• Examine the case and determine what kind of expert you need.
• Search trade organizations, referrals, and the Internet for expert witness options.
• Analyze potential experts based on the following: reputation, experience, qualifications, scholarly work
• Choose as many as necessary, and make sure to fully understand their opinions.
• Help the expert witness become familiar with the case.
• Work with the expert on his or her report through guidance, but it should reflect his or her own opinions.
• Prepare the witness for examination.

From selection to a successful testimony at trail, there is a lot of research and preparation that goes into finding the best expert witness. Just because a person has a lot of experience in his or her field doesn't necessarily mean he or she has what it takes to deliver a successful expert witness testimony. Interview every option and spend time talking with them to find experts who have pleasing yet firm personalities and perform well under the highest degree of pressure.

Travel Tips from a Security Expert

Most businesses recognize the critical need to implement security measures in the office. Now that people can connect to wireless networks through their mobile devices, new technologies are breaking down office walls. And according to any security expert, this raises serious concerns. Businesses whose employees travel, work from home, or simply view important documents on their laptops or smartphones anywhere they go are exposing critical data to hackers, cybercriminals, and other security breaches. Here we will focus on tips for staying protected while traveling, straight from a computer security specialist.

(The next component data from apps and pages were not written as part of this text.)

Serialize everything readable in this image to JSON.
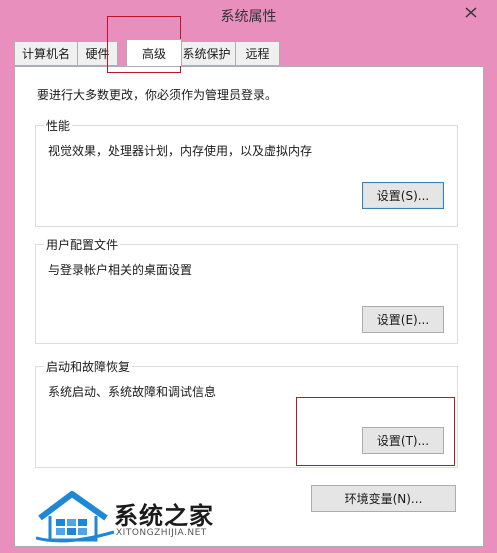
{
  "window": {
    "title": "系统属性",
    "close_icon": "close-icon"
  },
  "tabs": [
    {
      "label": "计算机名",
      "active": false
    },
    {
      "label": "硬件",
      "active": false
    },
    {
      "label": "高级",
      "active": true
    },
    {
      "label": "系统保护",
      "active": false
    },
    {
      "label": "远程",
      "active": false
    }
  ],
  "panel": {
    "note": "要进行大多数更改，你必须作为管理员登录。",
    "performance": {
      "title": "性能",
      "description": "视觉效果，处理器计划，内存使用，以及虚拟内存",
      "button": "设置(S)..."
    },
    "user_profiles": {
      "title": "用户配置文件",
      "description": "与登录帐户相关的桌面设置",
      "button": "设置(E)..."
    },
    "startup_recovery": {
      "title": "启动和故障恢复",
      "description": "系统启动、系统故障和调试信息",
      "button": "设置(T)..."
    },
    "env_button": "环境变量(N)..."
  },
  "watermark": {
    "text": "系统之家",
    "url": "XITONGZHIJIA.NET"
  },
  "colors": {
    "window_frame": "#e88fbd",
    "highlight_box": "#c0142a",
    "watermark_blue": "#1e88d6"
  }
}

Backup your mobile devices – including laptops and cell phones – before taking that important business trip. If you have any important information stored on them that you won't need during the trip – don't bring it with you. When you return you will be able to put any and all of this data back onto your devices if necessary.

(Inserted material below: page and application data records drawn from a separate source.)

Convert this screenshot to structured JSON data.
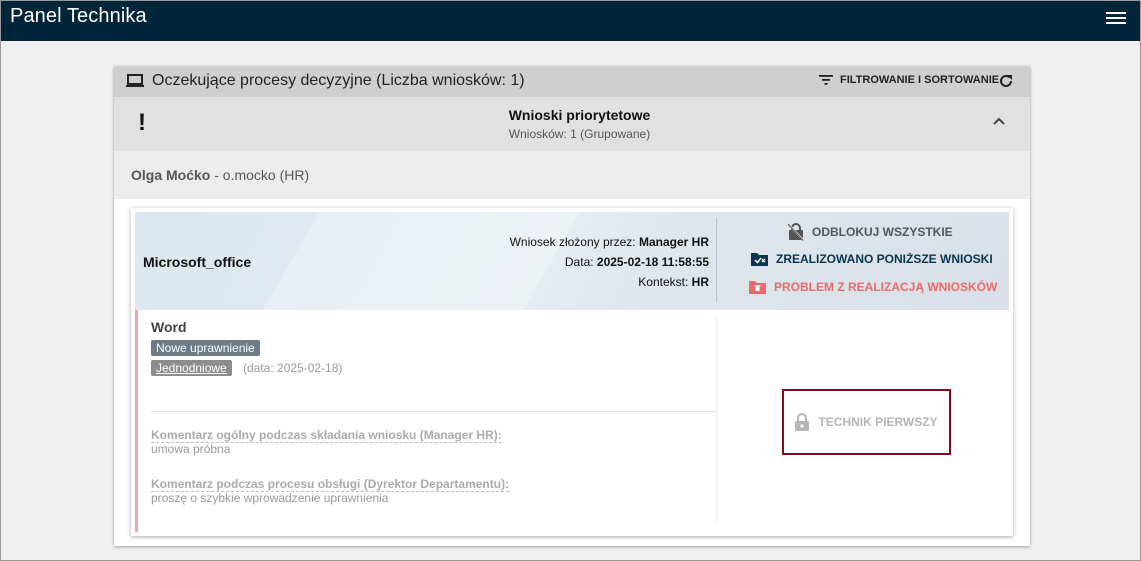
{
  "appbar": {
    "title": "Panel Technika"
  },
  "card": {
    "title": "Oczekujące procesy decyzyjne (Liczba wniosków: 1)",
    "filter_label": "FILTROWANIE I SORTOWANIE"
  },
  "priority": {
    "mark": "!",
    "title": "Wnioski priorytetowe",
    "subtitle": "Wniosków: 1 (Grupowane)"
  },
  "user": {
    "name": "Olga Moćko",
    "detail": " - o.mocko (HR)"
  },
  "request": {
    "app_name": "Microsoft_office",
    "submitted_by_label": "Wniosek złożony przez: ",
    "submitted_by": "Manager HR",
    "date_label": "Data: ",
    "date": "2025-02-18 11:58:55",
    "context_label": "Kontekst: ",
    "context": "HR",
    "actions": {
      "unlock_all": "ODBLOKUJ WSZYSTKIE",
      "done": "ZREALIZOWANO PONIŻSZE WNIOSKI",
      "problem": "PROBLEM Z REALIZACJĄ WNIOSKÓW"
    },
    "item": {
      "name": "Word",
      "badge_type": "Nowe uprawnienie",
      "badge_duration": "Jednodniowe",
      "duration_date": "(data: 2025-02-18)",
      "comment1_label": "Komentarz ogólny podczas składania wniosku (Manager HR):",
      "comment1_text": "umowa próbna",
      "comment2_label": "Komentarz podczas procesu obsługi (Dyrektor Departamentu):",
      "comment2_text": "proszę o szybkie wprowadzenie uprawnienia",
      "tech_button": "TECHNIK PIERWSZY"
    }
  },
  "colors": {
    "appbar": "#032539",
    "done_action": "#0a3550",
    "problem_action": "#e86b6b",
    "highlight_border": "#7a0d1e"
  }
}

Any security expert will tell you to make sure your anti-virus software is current. This will prevent your devices from being infected by dangerous viruses and malware that can damage your system and affect important data files. It is important to have this software enabled during the entire trip. Taking a vacation from your anti-virus security software is a mistake that can cost you critical information, or worse – your job.

Use a hard-wired connection whenever you can. Sure wireless networks are convenient, but they carry a higher risk of security breaches. Many hotels come equipped with a cable you can use, but if you don't see one in the room, ask the front desk. If you must use a wireless connection, either at the hotel or in the airport, only use encrypted hotspots for maximum protection.

Converted by Ritesh Sanap | Sponsored by Powered by Giant Themes